Fresco with Mount Vesuvius behind Bacchus and Agathodaemon, as seen in Pompeii's House of the Centenary
Narcondam Island, India, is classified as a dormant volcano by the Geological Survey of India
Fourpeaked volcano, Alaska, in September 2006 after being thought extinct for over 10,000 years
Mount Rinjani eruption in 1994, in Lombok, Indonesia
Shiprock in New Mexico, US
Capulin Volcano National Monument in New Mexico, US
Koryaksky volcano towering over Petropavlovsk-Kamchatsky on Kamchatka Peninsula, Far Eastern Russia
Schematic of volcano injection of aerosols and gases
Solar radiation graph 1958–2008, showing how the radiation is reduced after major volcanic eruptions
Sulfur dioxide concentration over the Sierra Negra Volcano, Galapagos Islands, during an eruption in October 2005
Comparison of major United States supereruptions (VEI 7 and 8) with major historical volcanic eruptions in the 19th and 20th century. From left to right: Yellowstone 2.1 Ma, Yellowstone 1.3 Ma, Long Valley 6.26 Ma, Yellowstone 0.64 Ma . 19th century eruptions: Tambora 1815, Krakatoa 1883. 20th century eruptions: Novarupta 1912, St. Helens 1980, Pinatubo 1991.
The Tvashtar volcano erupts a plume 330 km (205 mi) above the surface of Jupiter's moon Io.
Olympus Mons (Latin, "Mount Olympus"), located on the planet Mars, is the tallest known mountain in the Solar System.

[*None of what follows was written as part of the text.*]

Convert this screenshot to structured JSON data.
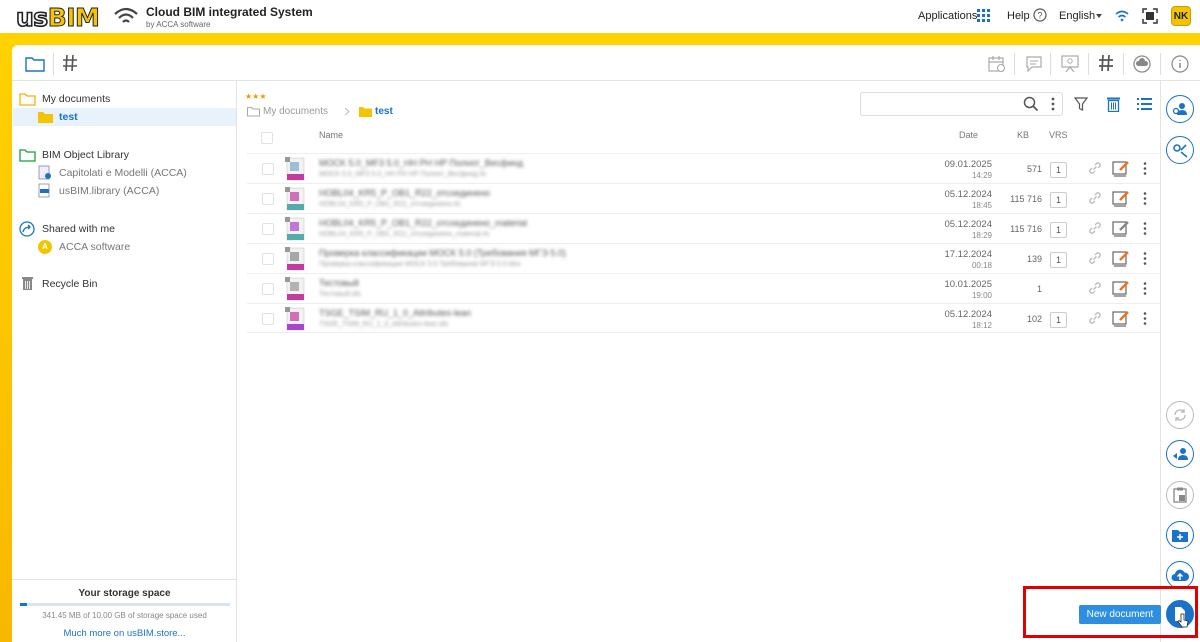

If the erupted magma contains a high percentage (>63%) of silica, the lava is described as felsic. Felsic lavas (dacites or rhyolites) are highly viscous and are erupted as domes or short, stubby flows. Lassen Peak in California is an example of a volcano formed from felsic lava and is actually a large lava dome.